In this 24/7 business world of competing messages and priorities, getting and keeping peoples’ attention long enough to institute a new initiative or make a strategic or cultural shift is no small task! To give yourself at least a fighting chance, you have to be good at building and sustaining momentum and leveraging powerful business relationships.
Momentum in Action
All around us, we can see how momentum influences outcomes. We see tangible examples of momentum in the forming and breaking of waves, the gathering and building of storm clouds, and the building of a sales pipeline that accelerates business growth.
In more intangible ways, we see the power of momentum in the rise or fall of someone’s reputation or a company’s brand, the rapid spread of bad (and good) news, and the development of trust in a new product.
When I think of building momentum, I often think of the Greek King Sisyphus, who was condemned to eternally rolling a bolder up a hill, only to see it roll back down.
Too often, I and others have experienced that frustration, and it is maddening. The only way to avoid that agony is to make certain we have enough power to get the rock to rest on the top long enough so that it stays there.
Initiating change or a strategic/cultural shift is a tough business, and building momentum is fundamental to getting the change to stick. Momentum keeps the change from “petering out” and from wearing people down. The common business term “program of the day” has arisen from people experiencing change initiatives that failed because they lacked momentum, leaving people feeling as though they had gone through turmoil for nothing.
After a couple of such experiences, most become cynical. As a result, new change initiatives in a company face greater uphill battles than the early ones.
So how can we build enough momentum to get us to the top? Here are some things I’ve learned about building momentum:
Six Tips for Building Momentum During Change
1. Clearly and widely communicate “the why”.
“Why do we need to change? What’s wrong with continuing in our comfortable routines? So, the company and shareholders will make more profit. Who cares! What’s in it for me, the one who has to make the change?”
Explaining how this change will benefit individuals, the company and the customers is critical. The more closely you can tie the benefits to the individual, the sooner you can begin building momentum. The more passionate you can legitimately be about the need for change, the better. Then stay the course.
If they see you falter in your resolve, you (and they) are in for a very tough time.
2. Paint a compelling picture of what people are moving from and what they are moving toward.
For most, it helps to start with the end in mind.
What will success look like? How long will it take? How wide is the gap? How much effort is this going to take?
Will this require me to walk, run a marathon or must I become a triathlete?
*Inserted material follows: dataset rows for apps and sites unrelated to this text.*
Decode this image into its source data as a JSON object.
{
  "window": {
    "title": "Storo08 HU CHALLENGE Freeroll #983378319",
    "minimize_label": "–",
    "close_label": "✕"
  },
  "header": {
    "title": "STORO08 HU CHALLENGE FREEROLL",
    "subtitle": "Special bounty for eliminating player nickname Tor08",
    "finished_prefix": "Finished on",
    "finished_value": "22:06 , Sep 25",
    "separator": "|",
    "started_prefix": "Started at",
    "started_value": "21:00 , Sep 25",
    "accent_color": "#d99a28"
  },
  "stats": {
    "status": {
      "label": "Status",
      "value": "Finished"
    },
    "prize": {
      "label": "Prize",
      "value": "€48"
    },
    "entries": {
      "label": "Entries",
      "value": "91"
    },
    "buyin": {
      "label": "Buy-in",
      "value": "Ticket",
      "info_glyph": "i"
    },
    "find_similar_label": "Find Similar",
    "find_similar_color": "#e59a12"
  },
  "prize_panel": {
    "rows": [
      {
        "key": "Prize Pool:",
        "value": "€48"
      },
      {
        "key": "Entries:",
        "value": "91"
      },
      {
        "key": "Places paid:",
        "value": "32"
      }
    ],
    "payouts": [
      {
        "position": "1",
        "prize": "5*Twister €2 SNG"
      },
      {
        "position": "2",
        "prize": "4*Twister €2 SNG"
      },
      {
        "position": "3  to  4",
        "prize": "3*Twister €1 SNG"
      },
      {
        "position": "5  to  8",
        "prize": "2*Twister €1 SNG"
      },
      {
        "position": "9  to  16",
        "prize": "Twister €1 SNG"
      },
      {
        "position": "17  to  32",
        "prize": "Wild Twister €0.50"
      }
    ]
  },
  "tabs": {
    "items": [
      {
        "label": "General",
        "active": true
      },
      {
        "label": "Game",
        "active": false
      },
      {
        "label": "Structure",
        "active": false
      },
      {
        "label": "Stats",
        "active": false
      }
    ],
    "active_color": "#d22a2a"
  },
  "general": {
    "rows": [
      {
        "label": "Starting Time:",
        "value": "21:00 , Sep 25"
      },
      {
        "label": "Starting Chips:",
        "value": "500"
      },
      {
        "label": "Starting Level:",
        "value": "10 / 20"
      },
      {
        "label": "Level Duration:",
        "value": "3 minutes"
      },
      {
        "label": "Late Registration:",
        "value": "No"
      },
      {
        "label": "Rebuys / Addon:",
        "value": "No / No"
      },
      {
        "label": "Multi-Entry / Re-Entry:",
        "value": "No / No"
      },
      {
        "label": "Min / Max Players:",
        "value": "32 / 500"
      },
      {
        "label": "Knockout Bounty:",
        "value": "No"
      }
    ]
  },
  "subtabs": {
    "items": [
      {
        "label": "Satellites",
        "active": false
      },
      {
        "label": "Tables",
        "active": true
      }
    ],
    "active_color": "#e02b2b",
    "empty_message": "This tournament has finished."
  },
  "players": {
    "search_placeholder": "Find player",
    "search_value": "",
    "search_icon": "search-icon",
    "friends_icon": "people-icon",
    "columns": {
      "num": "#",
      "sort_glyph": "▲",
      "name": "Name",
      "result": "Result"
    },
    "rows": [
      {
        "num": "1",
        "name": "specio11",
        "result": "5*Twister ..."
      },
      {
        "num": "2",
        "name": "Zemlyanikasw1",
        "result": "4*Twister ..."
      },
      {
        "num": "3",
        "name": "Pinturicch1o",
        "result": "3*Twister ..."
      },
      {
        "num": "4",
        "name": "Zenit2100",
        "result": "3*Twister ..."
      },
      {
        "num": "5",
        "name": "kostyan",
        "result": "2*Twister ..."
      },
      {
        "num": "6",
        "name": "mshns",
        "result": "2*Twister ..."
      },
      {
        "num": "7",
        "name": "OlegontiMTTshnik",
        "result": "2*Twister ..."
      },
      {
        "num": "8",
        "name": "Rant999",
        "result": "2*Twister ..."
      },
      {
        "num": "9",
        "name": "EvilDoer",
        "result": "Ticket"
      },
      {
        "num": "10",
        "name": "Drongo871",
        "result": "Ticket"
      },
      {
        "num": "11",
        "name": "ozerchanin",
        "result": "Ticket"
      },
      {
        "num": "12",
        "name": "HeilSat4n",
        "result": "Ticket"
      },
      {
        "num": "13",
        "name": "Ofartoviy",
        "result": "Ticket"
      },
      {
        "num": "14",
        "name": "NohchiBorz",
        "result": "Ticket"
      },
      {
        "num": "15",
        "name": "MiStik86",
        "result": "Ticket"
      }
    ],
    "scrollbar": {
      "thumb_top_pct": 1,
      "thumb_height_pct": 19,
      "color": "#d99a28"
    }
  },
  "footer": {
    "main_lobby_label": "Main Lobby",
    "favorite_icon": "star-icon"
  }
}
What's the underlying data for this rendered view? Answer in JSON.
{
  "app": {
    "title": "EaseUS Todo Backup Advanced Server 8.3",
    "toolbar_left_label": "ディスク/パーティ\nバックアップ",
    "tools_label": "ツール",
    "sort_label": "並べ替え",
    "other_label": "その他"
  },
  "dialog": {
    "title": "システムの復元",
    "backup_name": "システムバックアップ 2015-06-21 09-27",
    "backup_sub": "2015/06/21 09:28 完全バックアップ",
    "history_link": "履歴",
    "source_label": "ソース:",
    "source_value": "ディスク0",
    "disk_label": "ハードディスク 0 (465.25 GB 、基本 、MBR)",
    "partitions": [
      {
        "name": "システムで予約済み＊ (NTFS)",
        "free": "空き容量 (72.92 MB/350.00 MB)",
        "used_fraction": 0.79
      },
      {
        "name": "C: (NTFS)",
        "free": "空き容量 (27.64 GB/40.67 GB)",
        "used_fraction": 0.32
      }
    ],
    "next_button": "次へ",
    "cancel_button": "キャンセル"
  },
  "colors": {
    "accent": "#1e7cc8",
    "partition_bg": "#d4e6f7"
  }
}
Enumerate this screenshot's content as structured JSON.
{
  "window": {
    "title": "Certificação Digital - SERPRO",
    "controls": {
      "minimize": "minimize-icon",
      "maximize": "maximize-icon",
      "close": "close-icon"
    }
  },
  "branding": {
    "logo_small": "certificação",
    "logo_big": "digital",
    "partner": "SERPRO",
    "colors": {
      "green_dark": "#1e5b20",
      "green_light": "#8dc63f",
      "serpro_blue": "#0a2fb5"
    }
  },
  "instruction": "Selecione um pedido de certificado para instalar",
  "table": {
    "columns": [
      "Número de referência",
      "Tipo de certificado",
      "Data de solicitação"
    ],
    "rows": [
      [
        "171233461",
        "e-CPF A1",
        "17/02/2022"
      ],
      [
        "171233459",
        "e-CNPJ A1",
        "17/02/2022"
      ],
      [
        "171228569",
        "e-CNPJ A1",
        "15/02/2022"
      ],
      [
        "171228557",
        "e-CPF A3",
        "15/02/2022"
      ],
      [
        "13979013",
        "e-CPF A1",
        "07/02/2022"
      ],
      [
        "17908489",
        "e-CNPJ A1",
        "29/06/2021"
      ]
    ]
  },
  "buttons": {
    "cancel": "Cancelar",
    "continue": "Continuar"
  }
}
Setting reasonable expectations—and helping people realize they are up to this task—propels things forward. It energizes people by creating a common goal and team focus.
3. How are we going to get there?
People need to know you have a plan for this journey. You or someone in your company will be their guide, and they had better trust the guide. If not, they will give up or rebel.
Although most people don’t seek out change, the thing they hate is “being changed”. Change goes better if people feel they have some input into the process. You may be their guide, but they have to pack the bags and haul the load so legitimately being included in the planning process increases momentum. Haphazard or staged, inauthentic-inclusion processes will slow you down – and most likely backfire.
4. Anticipate and plan for ways to work through the natural and inevitable inertia and resistance along the way.
Change feels unnatural, so working through the change process requires focus and reinforcement.
When the pace of the change is too fast, people can feel overwhelmed or frightened. At that point, their energy starts to dwindle. If the process it too slow, the bolder rolls down the hill and the task can seem overwhelming. Keeping things moving steadily forward and keeping eyes on the prize will build and maintain momentum.
To do this, you will need to anticipate and prepare for inertia and resistance.
By carefully creating strategies to move everyone past the fear and frustration underlying resistance, you will raise confidence and engagement. Successfully getting through the rough spots can re-energize your team and make the journey worth it.
5. Acknowledge and celebrate progress along the way.
Reinforcement is key to building and maintaining momentum. The relapse syndrome is powerful. Psychologists tell us the time takes to develop a new habit depends on how engrained the old one is. Thus, it is almost always easier to move back into our comfort zones than move forward into the unknown unless we are highly motivated to do whatever it takes to overcome that resistance.
Reinforcement and celebration are powerful motivators that can drive momentum. By staying focused on reaching the goal with everyone on board, helps people overcome resistance. Help people learn from mistakes and breakdowns, but stay focused on recognizing achievements.
6. Manage yourself.
No one wants or trusts a guide who is too tired, stressed or overburdened. If you are responsible for leading change, start by getting your own house in order. If necessary, do something irrational like taking a longer, truly relaxing vacation at least BEFORE you begin the journey. (I strongly advocate bookend vacations with a change process, but then I have learned their power to restore and renew.)
Find people you trust to help you recognize those times throughout the change process when you when you have become too frustrated, tired and or discouraged and let them help you work through it. You need support just as your team or organization does.
I submit that taking care of yourself by staying centered, rested and focused, you will be much better able to drive the momentum needed to make the change and get it to stick.
And then you can really celebrate.
Photo courtesy of Sebastiaan ter Burg.